Tsilhqot’in Nation files Notice of Civil Claim after Mount Polley disaster
Williams Lake – The Tsilhqot’in National Government (TNG) has filed a Notice of Civil Claim in the BC Supreme Court against Imperial Metals, Mount Polley, Knight Piesold, AMEC, and the Province of BC in response to the Mount Polley Mine tailings storage facility breach, which occurred on August 4, 2014.
In response to the breach, a State of Emergency was declared, and ‘no fishing’ and ‘no water use’ orders were put in place for Quesnel Lake and Quesnel River. The breach seriously impacted traditional fishing of the Tsilhqot’in Nation, with many members unsure of the safety of consuming fish from the Fraser, Chilcotin, Chilko and Taseko rivers. As a result, many Tsilhqot’in people were unable to gather enough food to meet adequate sustenance levels.
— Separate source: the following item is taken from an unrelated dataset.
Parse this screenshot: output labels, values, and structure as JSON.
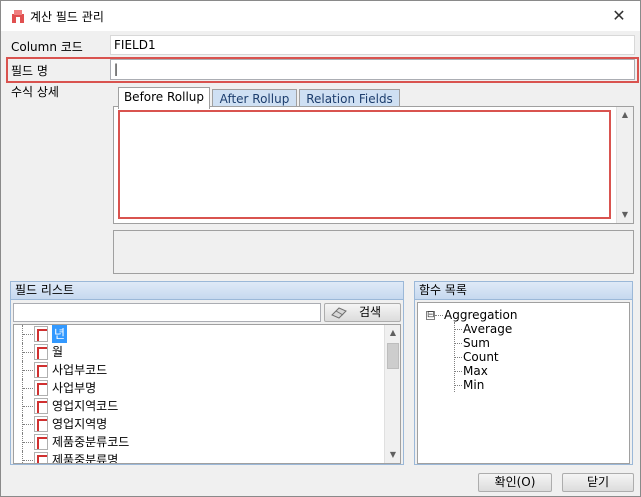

“Ts’eman (salmon) are at the core of Tsilhqot’in culture,” says Chief Francis Laceese of Tl’esqox. “Any threat to the salmon we depend on has the potential to directly impact the livelihoods of us as Tsilhqot’in people. The full impact to our Ts’eman is still not fully known. Our people will not stand by and watch environmental disasters wipe out our sources of food, spirit, and ceremony. We already are facing a huge impact to our sustenance because of the dramatic moose decline in the Territory. This is our economy and right that is impacted.”
The community of ?Esdilagh, located on the banks of the Fraser River, relies heavily on the Quesnel sockeye stock for food. TNG also delayed an in-river commercial fishery licensed by DFO due to the uncertainty of the safety of the fish, which led to significant loss.
“Not only were our people directly impacted by the uncertainty of the safety of our fish and wildlife for consumption, but the economic development of our nation was also affected as our commercial fishery was effectively cancelled,” says Chief Bernie Mack of ?Esdilagh First Nation. “We are filing this Notice to hold the company, its engineers and the Province accountable and to ensure our people receive compensation for the failure of the Province of BC and Imperial Metals and the huge impact this disaster has had on our food and economies. We are disappointed the Province has given the Company a free pass. This is not an example of responsible and sustainable mining.”
The Notice of Civil Claim asserts that the responsibility for the damages to the Tsilhqot’in people lies with Imperial Metals, Mount Polley, Knight Piesold, AMEC, and the Province of BC. The Notice alleges that the Province of BC failed to meet reasonable standards of inspection and regulation, while the company and engineers acted negligently or otherwise failed to meet their duties to protect the public and the Tsilhqot’in people from this type of disaster.
TNG has filed the Notice but is not yet taking active steps in the litigation. TNG intends to extend the opportunity to discuss the Notice with BC and potentially the company before proceeding further. The Nenqay Deni Accord creates a venue for this level of discussion.